If a church's attendance is larger than 250 -- especially if it's 1,000-plus -- visitors will usually see pop-rock "praise musicians" on stage, including a drummer. The hall will feature concert-level lighting and video screens displaying song lyrics.
But here's a news flash from the front lines of what church leaders have, for several decades, called the "worship wars." According to a LifeWay Research survey, there's evidence of a "truce" between the "contemporary" and "traditional" worship forces. Then again, it's possible that church leaders have made up their minds and old debates inside many congregations have calmed down.
"We're not really talking about two enemies negotiating a cease fire," said Mike Harland, director of the LifeWay Worship team. "What I've seen happen in the 20 years that I've been part of this story is that the distance between the traditional and the contemporary churches has narrowed a bit. … People on each side of the divide have become more willing to compromise with the other."
This survey (.pdf here) was built on random telephone surveys of clergy in a variety of Protestant traditions during 2018, with the results weighted by church size and region, seeking balance.
A key finding was that only 15% of these American clergy said the biggest challenge they face linked to music and ministry was "navigating the varying preferences of members." A higher percentage (21%) said it was a bigger challenge to find vocalists and musicians to handle essential roles in worship.
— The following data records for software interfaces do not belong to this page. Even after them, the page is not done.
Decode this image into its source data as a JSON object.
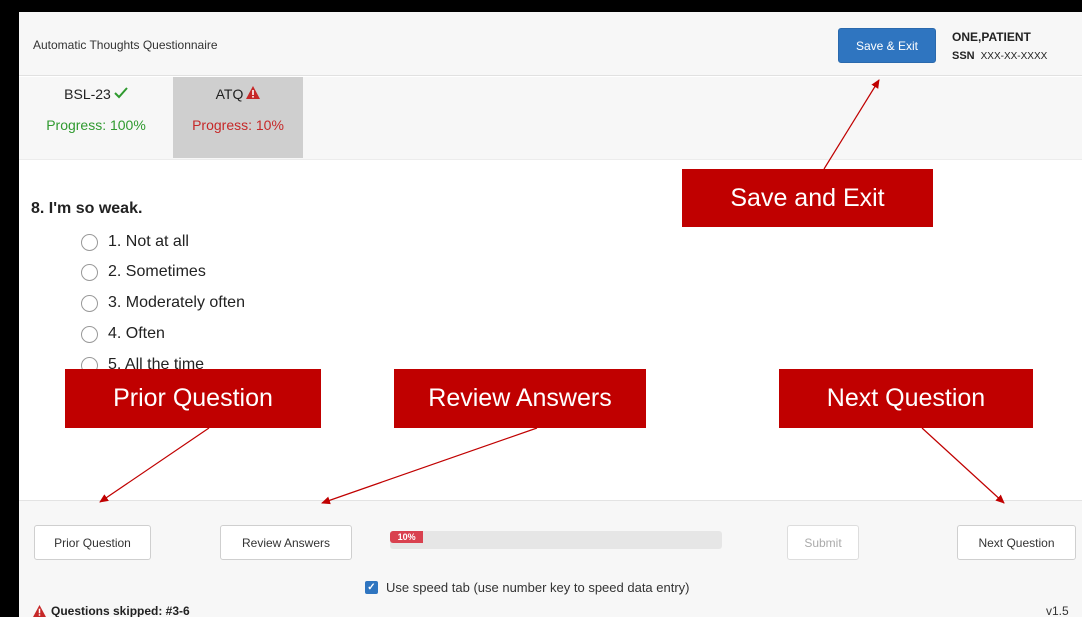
{
  "header": {
    "title": "Automatic Thoughts Questionnaire",
    "save_exit_label": "Save & Exit",
    "patient_name": "ONE,PATIENT",
    "ssn_label": "SSN",
    "ssn_value": "XXX-XX-XXXX"
  },
  "tabs": [
    {
      "name": "BSL-23",
      "status_icon": "check-icon",
      "progress_text": "Progress: 100%",
      "progress": 100
    },
    {
      "name": "ATQ",
      "status_icon": "warning-icon",
      "progress_text": "Progress: 10%",
      "progress": 10
    }
  ],
  "question": {
    "title": "8. I'm so weak.",
    "options": [
      "1. Not at all",
      "2. Sometimes",
      "3. Moderately often",
      "4. Often",
      "5. All the time"
    ]
  },
  "footer": {
    "prior_label": "Prior Question",
    "review_label": "Review Answers",
    "progress_label": "10%",
    "progress_fraction": 0.1,
    "submit_label": "Submit",
    "next_label": "Next Question",
    "speed_tab_label": "Use speed tab (use number key to speed data entry)",
    "speed_tab_checked": true,
    "skipped_text": "Questions skipped: #3-6",
    "version": "v1.5"
  },
  "annotations": {
    "save": "Save and Exit",
    "prior": "Prior Question",
    "review": "Review Answers",
    "next": "Next Question",
    "color": "#c00000"
  },
  "colors": {
    "primary": "#2f75c0",
    "success": "#2f9a2f",
    "danger": "#c62828",
    "progress": "#d9414f"
  }
}
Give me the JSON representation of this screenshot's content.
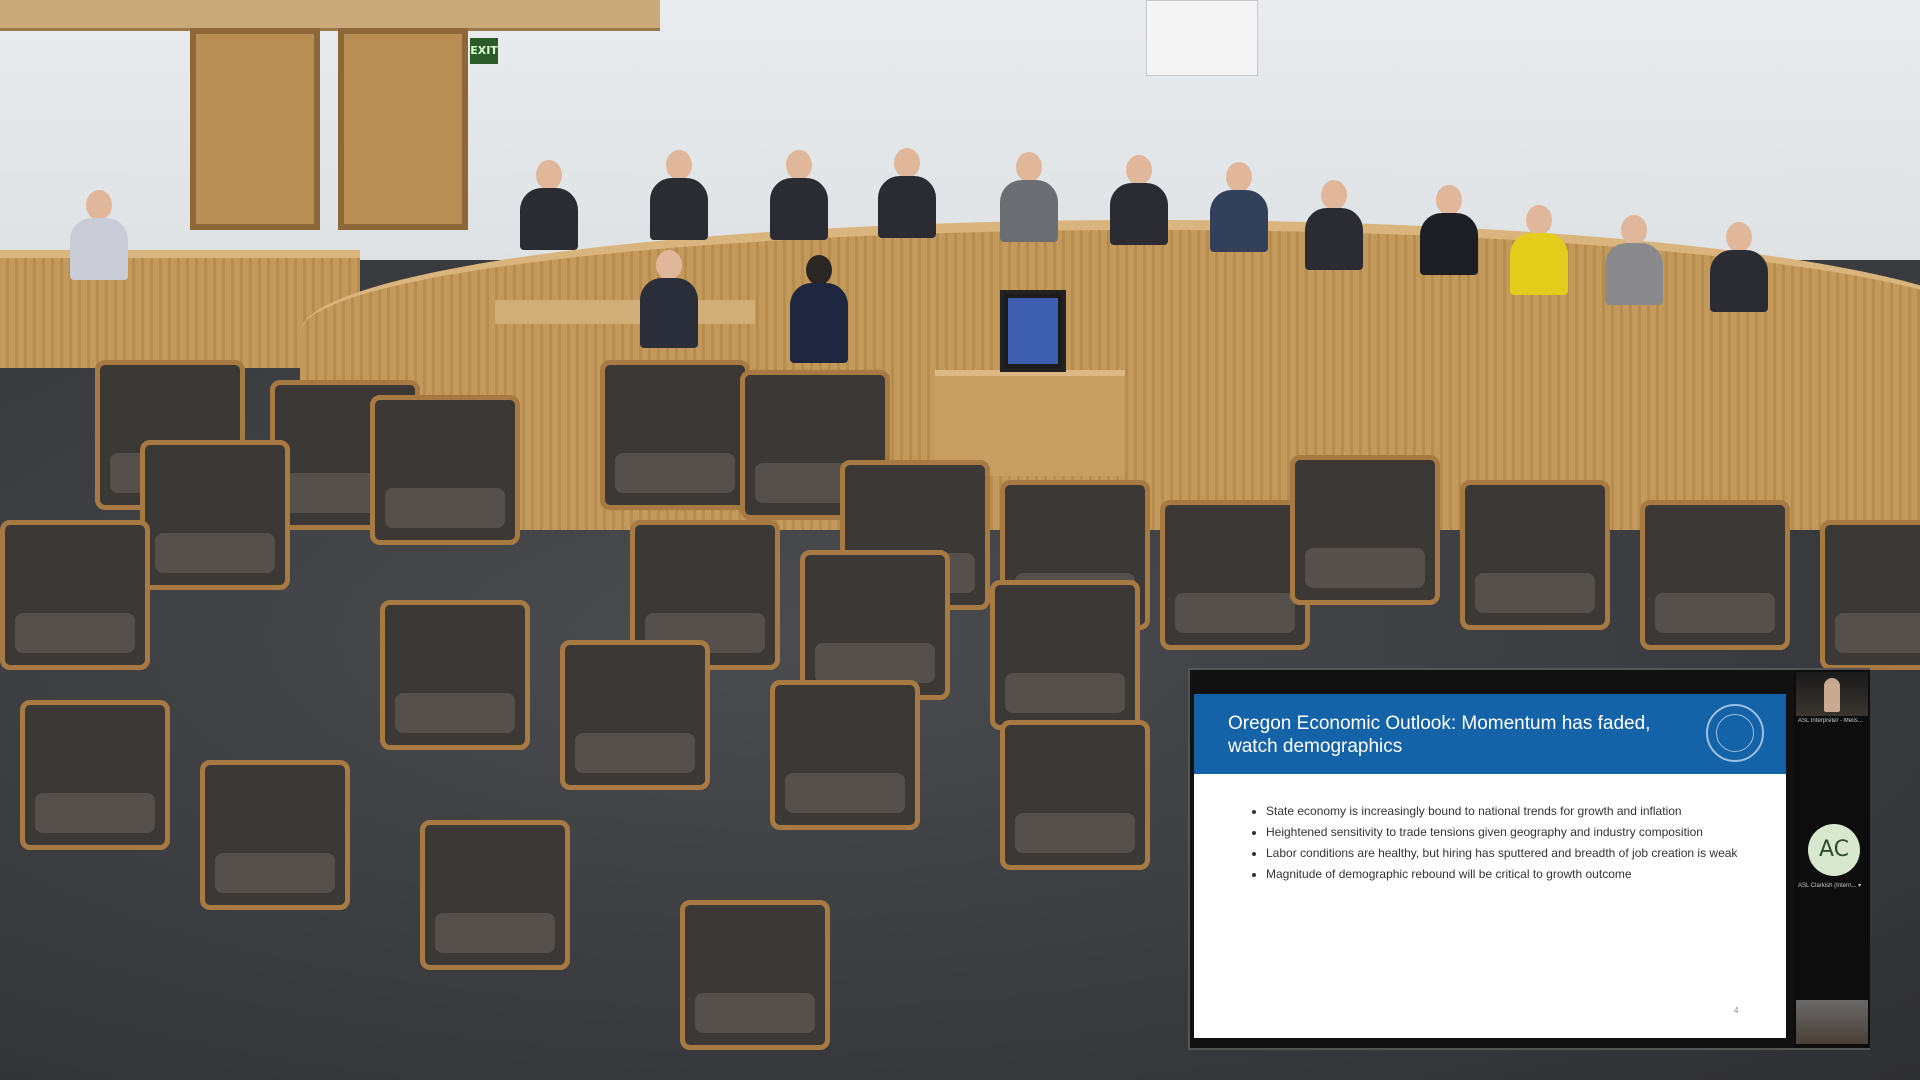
{
  "room": {
    "exit_sign": "EXIT"
  },
  "presentation": {
    "title": "Oregon Economic Outlook: Momentum has faded, watch demographics",
    "bullets": [
      "State economy is increasingly bound to national trends for growth and inflation",
      "Heightened sensitivity to trade tensions given geography and industry composition",
      "Labor conditions are healthy, but hiring has sputtered and breadth of job creation is weak",
      "Magnitude of demographic rebound will be critical to growth outcome"
    ],
    "page_number": "4"
  },
  "participants": {
    "tile1_label": "ASL Interpreter - Melis...",
    "tile2_initials": "AC",
    "tile2_label": "ASL Clarkish (Intern... ▾"
  }
}
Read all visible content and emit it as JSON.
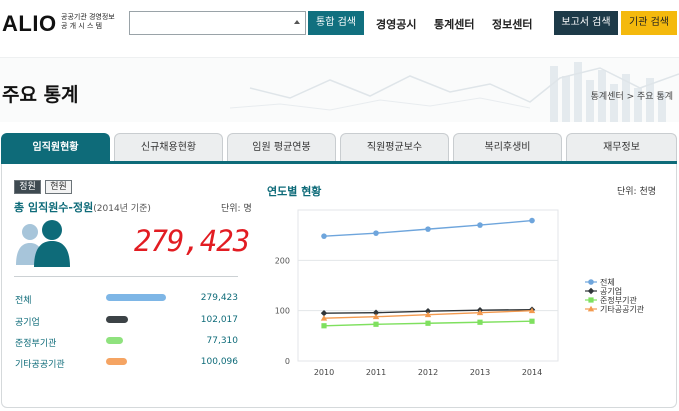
{
  "header": {
    "logo": "ALIO",
    "logo_sub_line1": "공공기관 경영정보",
    "logo_sub_line2": "공 개 시 스 템",
    "search_value": "",
    "search_button": "통합 검색",
    "nav": [
      "경영공시",
      "통계센터",
      "정보센터"
    ],
    "report_button": "보고서 검색",
    "institution_button": "기관 검색"
  },
  "page": {
    "title": "주요 통계",
    "breadcrumb": "통계센터 > 주요 통계"
  },
  "tabs": [
    {
      "label": "임직원현황",
      "active": true
    },
    {
      "label": "신규채용현황",
      "active": false
    },
    {
      "label": "임원 평균연봉",
      "active": false
    },
    {
      "label": "직원평균보수",
      "active": false
    },
    {
      "label": "복리후생비",
      "active": false
    },
    {
      "label": "재무정보",
      "active": false
    }
  ],
  "left": {
    "toggle_on": "정원",
    "toggle_off": "현원",
    "total_title": "총 임직원수-정원",
    "total_sub": "(2014년 기준)",
    "unit": "단위: 명",
    "total_value": "279,423",
    "rows": [
      {
        "label": "전체",
        "value": "279,423",
        "color": "#7eb6e6",
        "ratio": 1.0
      },
      {
        "label": "공기업",
        "value": "102,017",
        "color": "#3c4246",
        "ratio": 0.365
      },
      {
        "label": "준정부기관",
        "value": "77,310",
        "color": "#8fe27e",
        "ratio": 0.277
      },
      {
        "label": "기타공공기관",
        "value": "100,096",
        "color": "#f5a463",
        "ratio": 0.358
      }
    ]
  },
  "right": {
    "title": "연도별 현황",
    "unit": "단위: 천명"
  },
  "chart_data": {
    "type": "line",
    "title": "연도별 현황",
    "x": [
      "2010",
      "2011",
      "2012",
      "2013",
      "2014"
    ],
    "ylim": [
      0,
      300
    ],
    "yticks": [
      0,
      100,
      200
    ],
    "grid": true,
    "legend_position": "right",
    "series": [
      {
        "name": "전체",
        "color": "#6ea5dc",
        "marker": "circle",
        "values": [
          248,
          254,
          262,
          270,
          279
        ]
      },
      {
        "name": "공기업",
        "color": "#2f3539",
        "marker": "diamond",
        "values": [
          95,
          96,
          99,
          101,
          102
        ]
      },
      {
        "name": "준정부기관",
        "color": "#7fe05f",
        "marker": "square",
        "values": [
          70,
          73,
          75,
          77,
          79
        ]
      },
      {
        "name": "기타공공기관",
        "color": "#f39a4f",
        "marker": "triangle",
        "values": [
          85,
          88,
          92,
          96,
          100
        ]
      }
    ]
  }
}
When talking with individual pastors and worship leaders, Harland said he frequently hears them admit that their flocks simply don't contain members with the talents necessary to create a pop-rock band or "praise team" that can, week after week, perform contemporary Christian music at semi-professional levels. Thus, in many Protestant settings, individual talents -- not church tradition -- help shape a local congregation's worship "style."
Many pastors voice variations on this theme, he said. "We would love to sing all those new songs, but we don't have anyone who is talented on guitar and we don't have a drummer."
There is no question that, in addition to denominational worship traditions, some musical "style" questions are linked to church size.